Apparently, though, not all of Saint Thomas’s relics are kept in Toulouse. The thumb of Saint Thomas resides in the Dominican church of Sant’Eustorgio in Milan, while a bone from his left arm is in an arm-shaped reliquary in the church of San Domenico Maggiore in Naples where he lived and taught. His other arm was given to the Dominican convent of Saint James in Paris, but that convent was suppressed and destroyed after the French Revolution. (I have not read what happened to this relic.) His head also was given for a time to the cathedral of Priverno in Latium, Italy, but it seems also to have been reunited with much of the rest of his remains and returned to the care of the Dominicans in Toulouse. Certainly Thomas Aquinas is not the most post mortem widely travelled or widely distributed saint of the middle ages, but rather, his case seems oddly typical of medieval interest in relics. Indeed, Marika Räsänen has recently published a study of the journeys and vicissitudes of St. Thomas’s remains as emblematic of the importance relics had in the height of the medieval period: Thomas Aquinas’s Relics as Focus for Conflict and Cult in the Late Middle Ages: The Restless Corpse.
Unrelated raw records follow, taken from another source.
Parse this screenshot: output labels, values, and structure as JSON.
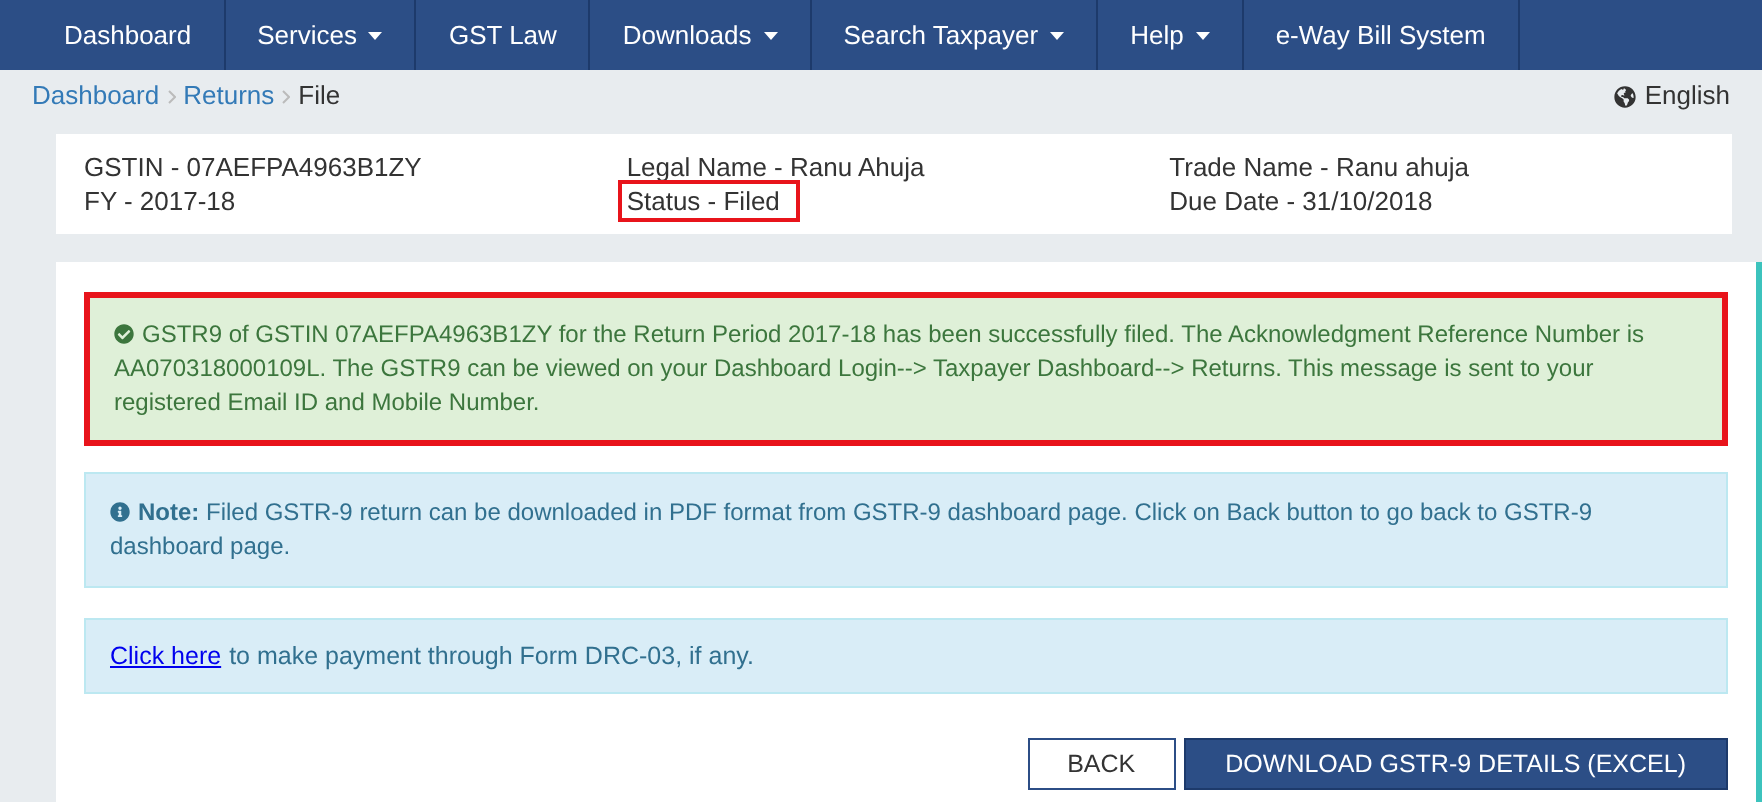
{
  "nav": [
    {
      "label": "Dashboard",
      "dropdown": false
    },
    {
      "label": "Services",
      "dropdown": true
    },
    {
      "label": "GST Law",
      "dropdown": false
    },
    {
      "label": "Downloads",
      "dropdown": true
    },
    {
      "label": "Search Taxpayer",
      "dropdown": true
    },
    {
      "label": "Help",
      "dropdown": true
    },
    {
      "label": "e-Way Bill System",
      "dropdown": false
    }
  ],
  "breadcrumb": [
    {
      "label": "Dashboard",
      "link": true
    },
    {
      "label": "Returns",
      "link": true
    },
    {
      "label": "File",
      "link": false
    }
  ],
  "language": "English",
  "info": [
    [
      {
        "text": "GSTIN - 07AEFPA4963B1ZY",
        "highlighted": false
      },
      {
        "text": "FY - 2017-18",
        "highlighted": false
      }
    ],
    [
      {
        "text": "Legal Name - Ranu Ahuja",
        "highlighted": false
      },
      {
        "text": "Status - Filed",
        "highlighted": true
      }
    ],
    [
      {
        "text": "Trade Name - Ranu ahuja",
        "highlighted": false
      },
      {
        "text": "Due Date - 31/10/2018",
        "highlighted": false
      }
    ]
  ],
  "success_alert": {
    "text": "GSTR9 of GSTIN 07AEFPA4963B1ZY for the Return Period 2017-18 has been successfully filed. The Acknowledgment Reference Number is AA070318000109L. The GSTR9 can be viewed on your Dashboard Login--> Taxpayer Dashboard--> Returns. This message is sent to your registered Email ID and Mobile Number.",
    "highlighted": true
  },
  "note": "**Note:** Filed GSTR-9 return can be downloaded in PDF format from GSTR-9 dashboard page. Click on Back button to go back to GSTR-9 dashboard page.",
  "payment": {
    "link": "Click here",
    "text": "to make payment through Form DRC-03, if any."
  },
  "buttons": [
    {
      "label": "BACK",
      "kind": "secondary"
    },
    {
      "label": "DOWNLOAD GSTR-9 DETAILS (EXCEL)",
      "kind": "primary"
    }
  ]
}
While such intense interest in the relics of Saint Thomas seems to us perhaps somewhat odd and even macabre, even to the point of missing the true significance of his life and work, Saint Thomas himself acknowledges that such devotion is right and fitting as it is an extension of the honor and veneration that ought to be given to the Body of Jesus Christ. It is indeed for the Angelic Doctor one of the furthest expressions of the Incarnation whereby lowly matter is exalted and made worthy of honor by being united with a very Person God as the saints were temples and instruments of God’s presence in this very material world.
Now it is manifest that we should show honor to the saints of God, as being members of Christ, the children and friends of God, and our intercessors. Wherefore in memory of them we ought to honor any relics of theirs in a fitting manner: principally their bodies, which were temples, and organs of the Holy Ghost dwelling and operating in them, and are destined to be likened to the body of Christ by the glory of the Resurrection. Hence God Himself fittingly honors such relics by working miracles at their presence.Summa Theologiae, IIIa, q. 25, a. 6
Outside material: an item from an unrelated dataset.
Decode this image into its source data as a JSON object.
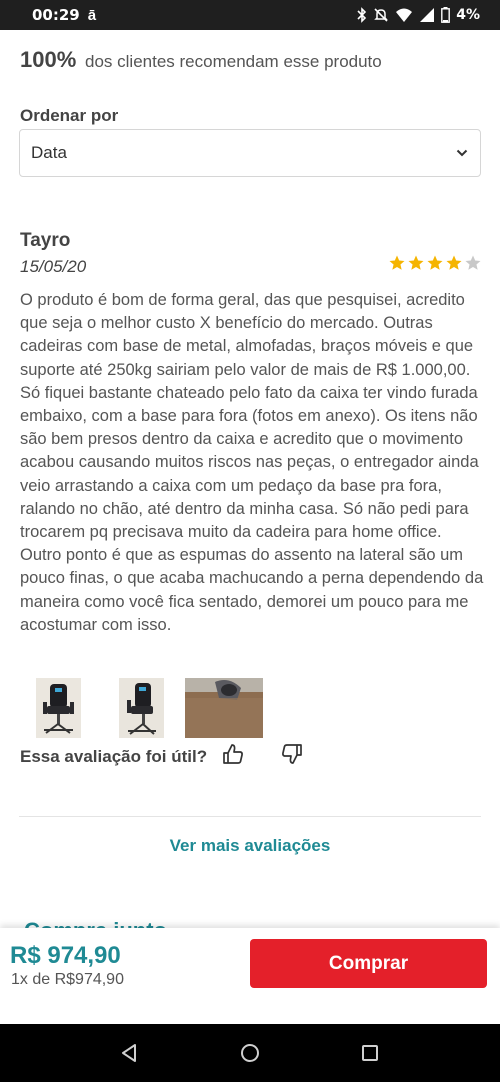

It seems this recognition of the sacredness of the physical is yet another refutation of that heresy, Manicheanism, the bane of all Dominicans, which saw matter and the body as evil and from a source other than the God of Spirit. It is fitting that what remains of Saint Thomas’s own substantial matter, his earthly body, should be the object of intense Catholic interest, and so sought-after by the medievals who understood, perhaps better than us moderns, that all creation, even the dust and muck of earth, is created by God, and is sanctified through His use of it for His divine purposes. It is fitting, too, that the day that saw Thomas’s own body transferred to its final (?) resting place should be the day the universal Church honors the Universal Doctor dedicated, among other concerns, to refuting Manichean dualism, and championing Aristotelian hylomorphism.